UPDATE The Astonishing Rise of Mental Illness in America — By BRUCE E. LEVINE Brilliant review of Robert Whitaker’s book
Borderline Gifted, ADHD, or Both (and, Well, Something about Dandelions) | Every Day Life — Are we treating our gifted, creative kids like dandelions? When they pop-up in our lawns (classrooms) with their bright faces and tenacious will to fulfill their natures, are we branding them as weeds (ADHD) and treating them with weedkillers (Ritalin)?
Cross a Line, Pay a Toll — Spit, Bristle and Fury — Commentary on the AstraZeneca settlement — If companies’ sidestepping safety measures and paying doctors to disregard patient safety is going to continue to be treated not as a crime but an indiscretion, there is little hope for a turnaround in any foreseeable future. It’s a bad step made worse by the fact that they’ve targeted some of the most at-risk and vulnerable among us. Children, elderly, veterans and prisoners are all left with little choice but to take the drugs they’re given whether the perceived need is determined by medical inquiry or financial gain on the part of the doctor.
The hidden damage of psychiatric drugs – Salon.com — Review/interview of Anatomy of an Epidemic by Robert Whitaker — The timing of Robert Whitaker’s “Anatomy of an Epidemic,” a comprehensive and highly readable history of psychiatry in the United States, couldn’t be better. An acclaimed mental health journalist and winner of a George Polk Award for his reporting on the psychiatric field, Whitaker draws on 50 years of literature and in-person interviews with patients to answer a simple question: If “wonder drugs” like Prozac are really helping people, why has the number of Americans on government disability due to mental illness skyrocketed from 1.25 million in 1987 to over 4 million today? — “Anatomy of an Epidemic” is the first book to investigate the long-term outcomes of patients treated with psychiatric drugs, and Whitaker finds that, overall, the drugs may be doing more harm than good. Adhering to studies published in prominent medical journals, he argues that, over time, patients with schizophrenia do better off medication than on it. Children who take stimulants for ADHD, he writes, are more likely to suffer from mania and bipolar disorder than those who go unmedicated. Intended to challenge the conventional wisdom about psychiatric drugs, “Anatomy” is sure to provoke a hot-tempered response, especially from those inside the psychiatric community.
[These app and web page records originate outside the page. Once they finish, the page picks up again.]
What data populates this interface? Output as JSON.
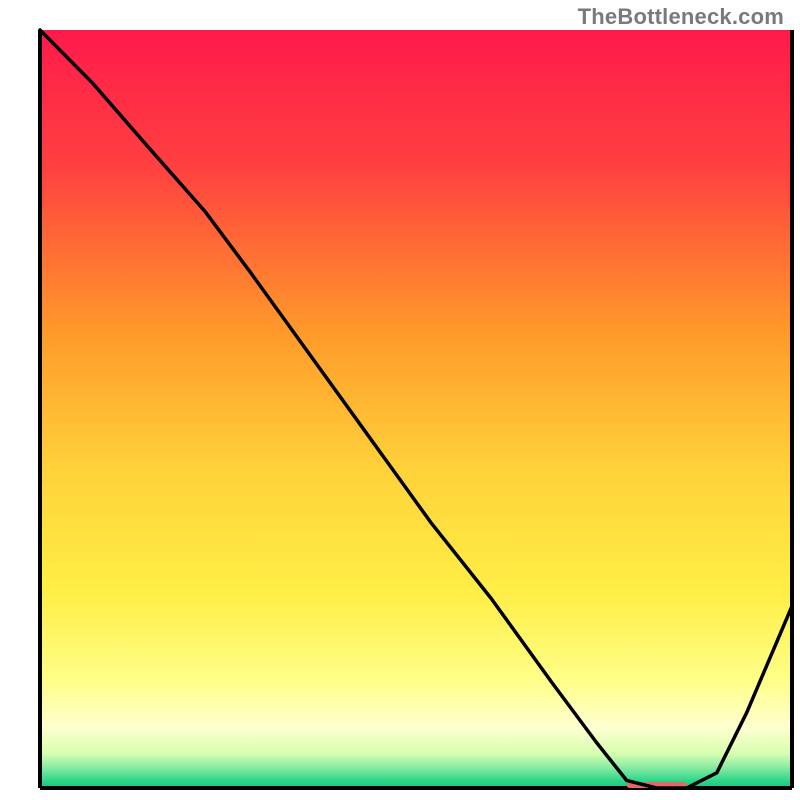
{
  "attribution": "TheBottleneck.com",
  "chart_data": {
    "type": "line",
    "title": "",
    "xlabel": "",
    "ylabel": "",
    "xlim": [
      0,
      100
    ],
    "ylim": [
      0,
      100
    ],
    "grid": false,
    "legend": false,
    "axes_visible": {
      "x_bottom": true,
      "y_left": true,
      "y_right": true,
      "x_top": false
    },
    "background_gradient": {
      "stops": [
        {
          "pos": 0.0,
          "color": "#ff1a4b"
        },
        {
          "pos": 0.18,
          "color": "#ff4040"
        },
        {
          "pos": 0.4,
          "color": "#ff9a2a"
        },
        {
          "pos": 0.58,
          "color": "#ffd23a"
        },
        {
          "pos": 0.74,
          "color": "#ffee45"
        },
        {
          "pos": 0.86,
          "color": "#ffff8a"
        },
        {
          "pos": 0.92,
          "color": "#ffffd0"
        },
        {
          "pos": 0.955,
          "color": "#d7ffb0"
        },
        {
          "pos": 0.975,
          "color": "#7fe8a0"
        },
        {
          "pos": 0.99,
          "color": "#2fd68a"
        },
        {
          "pos": 1.0,
          "color": "#1bc57a"
        }
      ]
    },
    "series": [
      {
        "name": "curve",
        "x": [
          0,
          7,
          14,
          22,
          28,
          36,
          44,
          52,
          60,
          68,
          74,
          78,
          82,
          86,
          90,
          94,
          100
        ],
        "y": [
          100,
          93,
          85,
          76,
          68,
          57,
          46,
          35,
          25,
          14,
          6,
          1,
          0,
          0,
          2,
          10,
          24
        ]
      }
    ],
    "flat_marker": {
      "x_start": 78,
      "x_end": 86,
      "y": 0,
      "color": "#e06a6a"
    }
  }
}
Mind over Meds | Psychology Today — Much needed response by Christopher Lane to Daniel Carlat’s piece in the New York Times.